Gee. Just when you thought things were settling down and the Gluten Free community was getting some respect, a famous chef comes out of the closet with his REAL feelings on the subject.
I won't repost his full condemnation. You can read it at ABC. Or here. Or here.
It's obvious this guy has anger management issues.
But the gist of the post isn't generic anger or irritation. He's not just angry. He's mad enough to do something. And dangerous enough to apparently smile while poisoning anyone with Celiac who walks through his door.
The worst part is...he seems educated. He knows what gluten is. He states that he will reassure gluten free diners that their food is gluten free, and then he will knowingly serve them homemade high-gluten pasta (extra gluten in dough can improve texture), and take their compliments.
What he doesn't realize is that Celiac disease is not anaphylaxis. It doesn't strike immediately. The gluten has to hit the intestines before it does it's damage. And different people react differently.
Some might have no symptoms at all. Some poor bloke could eat weekly at this restaurant, assured that the pasta is gluten free, and die from intestinal cancer. Because of the damage caused by the gluten he unknowingly ingested. Others will have their romantic night out spoiled...just about the time they're settling in for a movie, or bed. Or possibly not until tomorrow morning's early meeting that can't be missed.
Yes, grains have been a part of the human diet for hundreds of years. And Celiac has existed for just as long (there are reports in the Bible of wasting diseases that are suspected cases of Celiac disease. That means it's at least 2000 years old.)

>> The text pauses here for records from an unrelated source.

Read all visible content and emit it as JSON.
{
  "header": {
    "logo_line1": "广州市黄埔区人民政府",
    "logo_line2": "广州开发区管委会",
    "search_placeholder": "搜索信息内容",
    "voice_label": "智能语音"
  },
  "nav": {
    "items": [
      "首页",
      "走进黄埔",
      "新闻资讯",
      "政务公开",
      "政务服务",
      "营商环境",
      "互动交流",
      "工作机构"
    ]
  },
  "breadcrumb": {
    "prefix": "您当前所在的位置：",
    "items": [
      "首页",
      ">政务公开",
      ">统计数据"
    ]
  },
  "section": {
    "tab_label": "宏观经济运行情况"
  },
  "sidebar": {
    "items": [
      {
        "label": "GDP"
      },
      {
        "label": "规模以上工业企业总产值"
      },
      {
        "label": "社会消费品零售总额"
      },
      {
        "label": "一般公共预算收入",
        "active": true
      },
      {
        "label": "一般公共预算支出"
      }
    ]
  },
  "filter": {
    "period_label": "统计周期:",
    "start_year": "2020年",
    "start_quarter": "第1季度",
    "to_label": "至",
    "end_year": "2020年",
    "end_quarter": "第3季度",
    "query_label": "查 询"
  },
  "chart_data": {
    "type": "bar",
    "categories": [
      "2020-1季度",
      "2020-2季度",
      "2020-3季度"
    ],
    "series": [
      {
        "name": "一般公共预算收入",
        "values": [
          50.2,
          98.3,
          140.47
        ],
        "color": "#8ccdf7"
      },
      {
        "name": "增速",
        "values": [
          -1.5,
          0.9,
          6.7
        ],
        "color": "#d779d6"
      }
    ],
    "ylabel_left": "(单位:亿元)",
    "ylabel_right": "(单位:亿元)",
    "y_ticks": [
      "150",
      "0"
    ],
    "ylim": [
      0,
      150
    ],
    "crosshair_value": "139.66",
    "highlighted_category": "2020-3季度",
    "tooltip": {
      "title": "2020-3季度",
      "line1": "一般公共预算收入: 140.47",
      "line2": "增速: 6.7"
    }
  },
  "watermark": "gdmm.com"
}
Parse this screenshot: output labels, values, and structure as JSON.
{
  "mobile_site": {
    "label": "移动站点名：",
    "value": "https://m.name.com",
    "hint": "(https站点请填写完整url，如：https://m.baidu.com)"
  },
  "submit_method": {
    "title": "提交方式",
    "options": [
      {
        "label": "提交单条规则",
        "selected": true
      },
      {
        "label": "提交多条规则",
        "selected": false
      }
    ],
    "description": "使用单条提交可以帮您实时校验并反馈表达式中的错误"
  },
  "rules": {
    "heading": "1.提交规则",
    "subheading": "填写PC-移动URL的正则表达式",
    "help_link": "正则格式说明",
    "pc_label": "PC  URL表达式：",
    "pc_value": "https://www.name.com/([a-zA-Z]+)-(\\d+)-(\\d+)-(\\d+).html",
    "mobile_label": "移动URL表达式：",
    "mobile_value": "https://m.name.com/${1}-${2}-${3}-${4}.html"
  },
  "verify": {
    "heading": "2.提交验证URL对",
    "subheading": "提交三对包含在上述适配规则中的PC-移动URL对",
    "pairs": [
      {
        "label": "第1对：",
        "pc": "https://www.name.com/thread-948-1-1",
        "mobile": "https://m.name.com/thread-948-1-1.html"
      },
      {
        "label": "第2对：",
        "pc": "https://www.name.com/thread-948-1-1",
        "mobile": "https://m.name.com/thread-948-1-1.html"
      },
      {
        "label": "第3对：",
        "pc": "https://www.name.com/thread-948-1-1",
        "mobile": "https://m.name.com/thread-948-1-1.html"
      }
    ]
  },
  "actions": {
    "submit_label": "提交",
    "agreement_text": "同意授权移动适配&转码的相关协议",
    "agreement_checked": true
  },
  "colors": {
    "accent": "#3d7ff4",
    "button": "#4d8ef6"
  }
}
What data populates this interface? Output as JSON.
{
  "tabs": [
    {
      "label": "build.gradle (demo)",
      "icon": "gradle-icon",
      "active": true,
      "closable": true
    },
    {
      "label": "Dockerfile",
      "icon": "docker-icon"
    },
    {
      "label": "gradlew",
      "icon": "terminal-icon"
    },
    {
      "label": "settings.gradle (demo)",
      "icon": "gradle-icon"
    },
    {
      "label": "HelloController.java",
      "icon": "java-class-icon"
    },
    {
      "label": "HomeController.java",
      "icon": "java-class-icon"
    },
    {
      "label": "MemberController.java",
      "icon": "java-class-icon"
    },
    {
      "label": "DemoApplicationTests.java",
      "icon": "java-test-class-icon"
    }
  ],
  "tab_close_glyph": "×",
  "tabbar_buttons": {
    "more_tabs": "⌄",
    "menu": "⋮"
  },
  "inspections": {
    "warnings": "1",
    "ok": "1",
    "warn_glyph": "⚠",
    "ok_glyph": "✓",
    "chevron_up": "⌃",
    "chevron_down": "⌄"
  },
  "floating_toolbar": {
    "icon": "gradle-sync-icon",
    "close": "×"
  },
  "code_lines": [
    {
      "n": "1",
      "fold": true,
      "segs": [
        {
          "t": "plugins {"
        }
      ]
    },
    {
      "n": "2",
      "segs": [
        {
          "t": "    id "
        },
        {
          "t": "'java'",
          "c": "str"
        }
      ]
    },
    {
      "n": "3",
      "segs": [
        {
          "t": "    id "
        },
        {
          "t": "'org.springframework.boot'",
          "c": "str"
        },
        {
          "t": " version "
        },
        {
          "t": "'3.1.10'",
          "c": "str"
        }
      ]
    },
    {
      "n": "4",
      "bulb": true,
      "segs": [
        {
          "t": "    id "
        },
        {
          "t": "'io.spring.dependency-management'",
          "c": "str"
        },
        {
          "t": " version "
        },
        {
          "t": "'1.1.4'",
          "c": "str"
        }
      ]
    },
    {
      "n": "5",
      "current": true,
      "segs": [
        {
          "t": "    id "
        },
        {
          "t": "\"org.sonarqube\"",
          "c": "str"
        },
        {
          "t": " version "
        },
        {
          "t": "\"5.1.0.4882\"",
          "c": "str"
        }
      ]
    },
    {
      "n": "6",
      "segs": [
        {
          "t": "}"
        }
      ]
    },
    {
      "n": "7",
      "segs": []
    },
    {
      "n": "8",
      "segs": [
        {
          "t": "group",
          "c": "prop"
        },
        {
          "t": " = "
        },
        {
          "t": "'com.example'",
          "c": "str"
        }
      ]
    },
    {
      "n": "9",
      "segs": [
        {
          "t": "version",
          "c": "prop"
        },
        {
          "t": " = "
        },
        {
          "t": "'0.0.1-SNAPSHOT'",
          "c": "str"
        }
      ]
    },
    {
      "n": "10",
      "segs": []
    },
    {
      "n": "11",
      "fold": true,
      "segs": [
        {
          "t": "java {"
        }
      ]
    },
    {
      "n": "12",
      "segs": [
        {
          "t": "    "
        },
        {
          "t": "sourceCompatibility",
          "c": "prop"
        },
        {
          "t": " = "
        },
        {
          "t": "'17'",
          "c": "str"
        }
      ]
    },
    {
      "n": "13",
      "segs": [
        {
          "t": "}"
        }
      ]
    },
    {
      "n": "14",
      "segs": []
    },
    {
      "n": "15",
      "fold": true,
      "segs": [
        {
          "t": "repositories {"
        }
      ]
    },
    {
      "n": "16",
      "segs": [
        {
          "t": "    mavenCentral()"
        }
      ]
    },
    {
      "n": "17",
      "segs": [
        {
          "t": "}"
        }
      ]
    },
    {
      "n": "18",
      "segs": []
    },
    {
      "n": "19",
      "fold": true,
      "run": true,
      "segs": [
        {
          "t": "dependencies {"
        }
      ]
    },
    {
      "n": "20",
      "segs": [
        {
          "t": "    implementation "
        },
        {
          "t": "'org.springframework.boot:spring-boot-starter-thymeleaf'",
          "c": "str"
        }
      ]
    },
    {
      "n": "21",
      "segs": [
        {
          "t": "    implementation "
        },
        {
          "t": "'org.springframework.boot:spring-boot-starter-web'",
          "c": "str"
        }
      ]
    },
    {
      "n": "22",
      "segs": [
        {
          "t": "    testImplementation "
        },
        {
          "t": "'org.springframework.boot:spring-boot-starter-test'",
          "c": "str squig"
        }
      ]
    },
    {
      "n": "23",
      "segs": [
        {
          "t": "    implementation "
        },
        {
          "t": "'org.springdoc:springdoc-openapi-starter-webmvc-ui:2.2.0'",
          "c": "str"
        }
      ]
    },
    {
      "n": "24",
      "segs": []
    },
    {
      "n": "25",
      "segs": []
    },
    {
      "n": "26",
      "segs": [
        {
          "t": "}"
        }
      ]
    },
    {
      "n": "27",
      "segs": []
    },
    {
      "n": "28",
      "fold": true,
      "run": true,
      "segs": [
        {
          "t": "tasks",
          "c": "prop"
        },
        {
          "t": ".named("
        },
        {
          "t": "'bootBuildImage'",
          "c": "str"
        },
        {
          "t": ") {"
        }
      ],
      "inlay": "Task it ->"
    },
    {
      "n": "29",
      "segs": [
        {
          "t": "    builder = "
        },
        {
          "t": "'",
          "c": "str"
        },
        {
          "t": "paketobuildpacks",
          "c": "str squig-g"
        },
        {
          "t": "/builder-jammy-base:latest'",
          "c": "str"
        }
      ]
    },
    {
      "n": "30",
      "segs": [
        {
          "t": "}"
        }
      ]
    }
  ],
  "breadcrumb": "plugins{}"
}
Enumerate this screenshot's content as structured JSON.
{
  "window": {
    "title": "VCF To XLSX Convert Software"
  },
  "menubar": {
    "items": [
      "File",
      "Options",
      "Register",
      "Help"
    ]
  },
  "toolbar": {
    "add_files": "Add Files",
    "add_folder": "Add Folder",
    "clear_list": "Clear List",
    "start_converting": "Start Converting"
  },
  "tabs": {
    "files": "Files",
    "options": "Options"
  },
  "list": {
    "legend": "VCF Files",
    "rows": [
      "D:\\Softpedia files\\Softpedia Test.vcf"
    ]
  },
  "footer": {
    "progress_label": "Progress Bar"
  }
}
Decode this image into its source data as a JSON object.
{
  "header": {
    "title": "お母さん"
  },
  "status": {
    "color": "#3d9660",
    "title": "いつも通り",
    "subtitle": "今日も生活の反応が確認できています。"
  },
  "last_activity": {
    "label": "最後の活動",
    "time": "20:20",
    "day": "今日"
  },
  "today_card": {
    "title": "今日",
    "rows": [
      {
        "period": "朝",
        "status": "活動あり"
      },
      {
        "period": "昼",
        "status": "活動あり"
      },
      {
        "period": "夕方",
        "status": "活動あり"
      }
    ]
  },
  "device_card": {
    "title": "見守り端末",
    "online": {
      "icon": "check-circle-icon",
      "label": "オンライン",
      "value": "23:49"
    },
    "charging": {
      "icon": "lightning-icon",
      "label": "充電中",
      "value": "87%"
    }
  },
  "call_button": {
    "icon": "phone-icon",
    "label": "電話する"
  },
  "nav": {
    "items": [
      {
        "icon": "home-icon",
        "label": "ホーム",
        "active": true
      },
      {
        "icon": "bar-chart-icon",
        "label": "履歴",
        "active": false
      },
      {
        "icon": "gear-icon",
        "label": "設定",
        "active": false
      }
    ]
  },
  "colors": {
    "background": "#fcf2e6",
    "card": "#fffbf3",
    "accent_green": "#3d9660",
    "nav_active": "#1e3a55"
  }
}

But the sanity of a gluten free diet isn't the question. Any individual in America has the right to life, liberty and the pursuit of happiness. We have the right to protect our lives the way we see fit. (By pursuing whatever diet...medically proven or fad...that we believe will be most suitable to our needs) We have the right to CHOOSE what we eat. Now, we don't have to choose to eat in restaurants. But, if we do, we have the right to know what exactly they are putting in the food if we choose to ask. And we have the right to pursue happiness. Some chef who has decided that a medical diagnosis of Celiac Disease is ridiculous and therefore derails attempts to live a normal life within the constraints of a medically restricted diet interferes with our right to pursue happiness.
In fact, he could cause irreprable harm. Not just to a person's health (eventually, there is an exposure that you really don't come back all the way from) but to their psyche. If he's assuring a gluten free consumer that they received a gluten free meal, while they are developing symptoms, they will blame the symptoms on something else. Like nerves, or eating out in general (the stress or the airborne particles) or kissing their significant other. A well placed reaction can lead to a fight between even the most understanding of spouses. Just because it's disappointing to have well made plans go astray for bathroom access.
I don't think this man is alone in thinking people following a gluten free diet are "idiots". (liberal hippie idiots, in fact) And that's the real danger. I've seen the poker face that slides over someone's face when I clarify that no, we don't make exceptions for parties. No, we don't make exceptions for really good pizza or really expensive cookies. It's all or nothing for our family. Mr. Violets and Bumblebee eat all the gluten they want outside of the home and ask for no accomodation. Penguin and I eat none. At all. Period.
The reactions are miserable and it sends the wrong message. Some people think the diet is too restrictive. I think that it's only restrictive when there are people we can't trust to respect our choices and physical needs. And statements like the ones made by Chef Cardone make those of us with dietary needs feel that we can't trust others, even ones who seem supportive.